“We get potatoes or beans three times a day,” Short said, adding that milk provided to them went sour from the heat, too.
Capt. Michael Merican, correction division commander for the sheriff’s office, disputed nearly all of Short’s claims — though he did admit that sometimes milk does go sour and they do their best to replace it.
“We’re sorry, it happens,” Merican said.
But there is one thing he and Short agree on: the temperature inside the jail is nearly unbearable.
“It’s hot as Hell,” Merican said.
He and his staff have been trying to keep the conditions as comfortable as possible, but inside an old facility with no air conditioning it’s often a losing battle.
“We’ve been going to [a local grocery store] to buy ice for water,” Merican said. “The water fountains here aren’t like the one’s at Leonardtown High School, but it’s not hot.”
Merican said there have been no reports of anyone passing out and inmates in some sections of the jail are allowed to keep their cell door’s sliding portions open at night to at least let some air circulate from internal fans.

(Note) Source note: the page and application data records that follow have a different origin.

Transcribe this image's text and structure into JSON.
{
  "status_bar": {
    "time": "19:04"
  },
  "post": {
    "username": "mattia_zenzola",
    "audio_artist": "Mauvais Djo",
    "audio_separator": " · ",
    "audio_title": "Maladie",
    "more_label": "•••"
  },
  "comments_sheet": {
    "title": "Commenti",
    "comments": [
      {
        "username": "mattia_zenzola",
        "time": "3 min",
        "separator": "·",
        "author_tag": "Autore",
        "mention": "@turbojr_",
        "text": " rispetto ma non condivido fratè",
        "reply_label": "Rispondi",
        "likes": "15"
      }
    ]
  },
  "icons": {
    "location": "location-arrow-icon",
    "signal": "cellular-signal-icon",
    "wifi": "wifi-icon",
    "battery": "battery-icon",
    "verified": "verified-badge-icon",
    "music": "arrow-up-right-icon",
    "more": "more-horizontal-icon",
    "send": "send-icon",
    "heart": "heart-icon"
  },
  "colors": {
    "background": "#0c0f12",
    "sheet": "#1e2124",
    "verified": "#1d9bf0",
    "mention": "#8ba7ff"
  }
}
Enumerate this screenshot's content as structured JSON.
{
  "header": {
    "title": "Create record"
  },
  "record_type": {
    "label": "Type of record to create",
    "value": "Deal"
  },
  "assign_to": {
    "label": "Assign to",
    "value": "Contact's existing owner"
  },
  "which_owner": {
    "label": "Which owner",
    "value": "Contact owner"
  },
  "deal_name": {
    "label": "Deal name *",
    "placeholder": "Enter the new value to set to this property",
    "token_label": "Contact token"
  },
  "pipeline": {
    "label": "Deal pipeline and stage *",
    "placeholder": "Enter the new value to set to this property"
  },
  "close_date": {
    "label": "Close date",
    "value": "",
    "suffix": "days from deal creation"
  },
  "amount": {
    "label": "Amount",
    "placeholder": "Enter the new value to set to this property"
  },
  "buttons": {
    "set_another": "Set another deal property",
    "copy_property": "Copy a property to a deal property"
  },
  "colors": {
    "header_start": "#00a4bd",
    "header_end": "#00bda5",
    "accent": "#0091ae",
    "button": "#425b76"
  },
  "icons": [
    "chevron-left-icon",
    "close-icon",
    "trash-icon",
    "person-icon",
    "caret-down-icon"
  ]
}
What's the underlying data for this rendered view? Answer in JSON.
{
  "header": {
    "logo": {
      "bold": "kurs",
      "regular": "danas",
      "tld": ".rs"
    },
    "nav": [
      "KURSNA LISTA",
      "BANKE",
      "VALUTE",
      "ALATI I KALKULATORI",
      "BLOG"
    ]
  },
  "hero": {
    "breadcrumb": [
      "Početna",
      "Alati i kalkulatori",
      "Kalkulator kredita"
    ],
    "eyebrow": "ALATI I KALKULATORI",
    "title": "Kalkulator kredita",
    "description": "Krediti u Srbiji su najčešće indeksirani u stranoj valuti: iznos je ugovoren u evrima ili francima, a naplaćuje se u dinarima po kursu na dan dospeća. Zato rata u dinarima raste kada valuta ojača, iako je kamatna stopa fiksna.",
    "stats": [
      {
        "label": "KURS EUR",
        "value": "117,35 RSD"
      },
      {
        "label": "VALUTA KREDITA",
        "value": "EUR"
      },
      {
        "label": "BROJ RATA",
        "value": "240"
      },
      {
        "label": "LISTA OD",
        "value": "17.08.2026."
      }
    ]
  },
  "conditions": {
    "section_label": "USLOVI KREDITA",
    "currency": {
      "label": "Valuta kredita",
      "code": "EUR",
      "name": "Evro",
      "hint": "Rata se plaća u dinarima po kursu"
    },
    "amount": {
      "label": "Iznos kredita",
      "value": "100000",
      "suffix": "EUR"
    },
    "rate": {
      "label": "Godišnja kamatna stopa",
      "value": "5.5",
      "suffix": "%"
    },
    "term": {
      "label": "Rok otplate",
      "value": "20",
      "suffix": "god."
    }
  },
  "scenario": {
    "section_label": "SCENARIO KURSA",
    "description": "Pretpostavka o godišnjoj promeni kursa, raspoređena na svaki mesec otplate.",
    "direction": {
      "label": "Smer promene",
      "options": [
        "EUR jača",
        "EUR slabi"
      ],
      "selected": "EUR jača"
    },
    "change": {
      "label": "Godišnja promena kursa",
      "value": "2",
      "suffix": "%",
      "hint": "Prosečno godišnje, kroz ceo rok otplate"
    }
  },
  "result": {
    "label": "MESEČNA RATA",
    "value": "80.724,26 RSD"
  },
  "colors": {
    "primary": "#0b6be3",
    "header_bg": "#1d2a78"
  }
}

Prisoners are allowed this luxury if they agree to behave, which they usually do, Merican said.
Merican added that his correctional officers suffer, too, because they must remain in full uniform, while inmates are allowed to remove their shirts to deal with the heat.
County government has gone back and forth in a debate whether to proceed with a planned expansion and renovation of the jail, which would include an all new minimum security wing as well as internal security improvements like new locks and cameras.
Air conditioning is also a large part of the project that will bring the capacity of the jail to over 500 beds.
Current inmate population is now 264, down from nearly 330 a few years ago when the jail was rated over capacity.
In the past two years the state has given the county $5 million to begin construction on the minimum-security wing, but the project has not yet started.
As to complaints about the food served in the jail, Merican said he did not receive any complaints from Short about that or the heat before he went to the media.
But back in 2006 when Merican took over command of the jail, complaints about the food were common.
“We put the vendor [Swanson’s of Pennsylvania] on notice and since then we haven’t had a problem.”
Merican said there have been 10 documented complaints about the food service since 2009.
Sheriff Timothy K. Cameron, who also once headed the jail, said menus are prepared months in advance and have to meet strict dietary needs for inmates’ nutritional intake as well as any medical or religious requirements they have.
Menu lists show a greater variety than just beans and potatoes and inmates are afforded an average of 3,000 calories a day, 200 calories more than the state requires, Merican said.
Cameron said they often want more “but that’s not what jail’s all about.”